However, some exhibitors at the fair felt the squeeze from the turmoil. “We haven’t sold anything yet," said Kelvin Yang, the managing director of Hong Kong’s Galerie du Monde, which has participated in Ink Asia for five of its six editions. Still, he added: "It’s a very difficult time for Hong Kong, being able to keep the fair open seems like a miracle.”
“This year there were probably fewer visitors, but those that came were focused and interested—not a dull moment!” says Nynke van der Ven of Vanderven Oriental Art from Holland. She saw museums and collectors from Hong Kong as well as Mainland China and thinks: "Having Masterpiece there was an asset.” Vanderven has attended Fine Art Asia for nine years, and says: "No year has been quite the same. The unrest affected the fair in the practical sense that it could be hard for visitors to cross town to get to the fair...Sadly, evening dinners were hard to organise as people stayed in to avoid any trouble.”

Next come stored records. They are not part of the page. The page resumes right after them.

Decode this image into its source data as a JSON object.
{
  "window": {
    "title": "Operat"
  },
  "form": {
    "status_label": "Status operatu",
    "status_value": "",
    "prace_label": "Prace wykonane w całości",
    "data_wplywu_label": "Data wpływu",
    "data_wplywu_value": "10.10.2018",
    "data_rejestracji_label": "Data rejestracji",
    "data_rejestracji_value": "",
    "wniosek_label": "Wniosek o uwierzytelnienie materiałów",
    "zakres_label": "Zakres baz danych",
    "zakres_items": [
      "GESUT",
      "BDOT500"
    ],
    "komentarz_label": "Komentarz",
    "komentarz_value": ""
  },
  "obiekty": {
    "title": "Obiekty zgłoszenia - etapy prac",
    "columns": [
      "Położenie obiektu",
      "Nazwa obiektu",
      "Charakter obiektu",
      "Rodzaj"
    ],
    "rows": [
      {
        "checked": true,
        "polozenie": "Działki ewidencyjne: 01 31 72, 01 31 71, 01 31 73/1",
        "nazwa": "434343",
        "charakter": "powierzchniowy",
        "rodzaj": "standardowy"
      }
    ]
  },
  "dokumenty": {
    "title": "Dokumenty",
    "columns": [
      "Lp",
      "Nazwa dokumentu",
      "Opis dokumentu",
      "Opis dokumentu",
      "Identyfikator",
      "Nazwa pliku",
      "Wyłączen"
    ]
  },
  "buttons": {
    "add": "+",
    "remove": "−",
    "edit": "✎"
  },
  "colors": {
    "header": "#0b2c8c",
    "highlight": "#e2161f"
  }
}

Van der Ven adds: “It is very hard trying to project going forward, lets hope things calm down. To us Hong Kong is still a very convenient springboard in dealing with mainland Chinese, is it has all the advantages and few of the impracticalities.”
Fine Art Asia also launched a new partnership with Masterpiece London this year, though the planned mini-fair of around 25 stands was dialled down to a pavilion with 35 works from 15 galleries. "Despite the current situation, our experience this week has been very positive, reinforcing the continued importance of the art market in Asia and specifically Hong Kong," says Masterpiece's managing director Lucie Kitchener. "The number of collectors, cultural representatives and visitors, particularly from Hong Kong and mainland China, has exceeded our expectations. The Masterpiece Pavilion has received an overwhelmingly positive response - both in terms of the works of art and our broader ethos of cross-collecting." She describes collector interest as significant "across disciplines…This endorses our decision to partner with Fine Art Asia and lead our international expansion with a presence here. We greatly appreciate the support we have had and are delighted to have seen very strong collector attendance by Hong Kong and mainland China. We see this year’s showcase as a valuable first step and look forward to returning in 2020 with a presentation of individual gallery booths."
Meanwhile Fine Art Asia's spinoff fair in Beijing, Guardian Fine Art Asia, held in cooperation with Mainland auction house Guardian, will have its fourth edition from 31 October to 3 November, and another sister fair is in the works for Taipei next year. Organised by Chang's Oriental Art Gallery, it will be held at the Huashan 1914 Creative Park some time between early April and early May, Hei says: "There are still some low-profile collectors in small Taiwanese cities, but the first step to reaching them is to go to Taipei, we need to meet them there."
Meanwhile, Hei says, Hong Kong retains its value as a freeport. "Nobody can tell what might happen tomorrow. Sales are about the business climate, not social movements. The negative is coming more from the trade war than Hong Kong; now just visitors are down, but regular customers come. I am concentrated on making people happy, and I hope they will spend money. I still see hope for Hong Kong."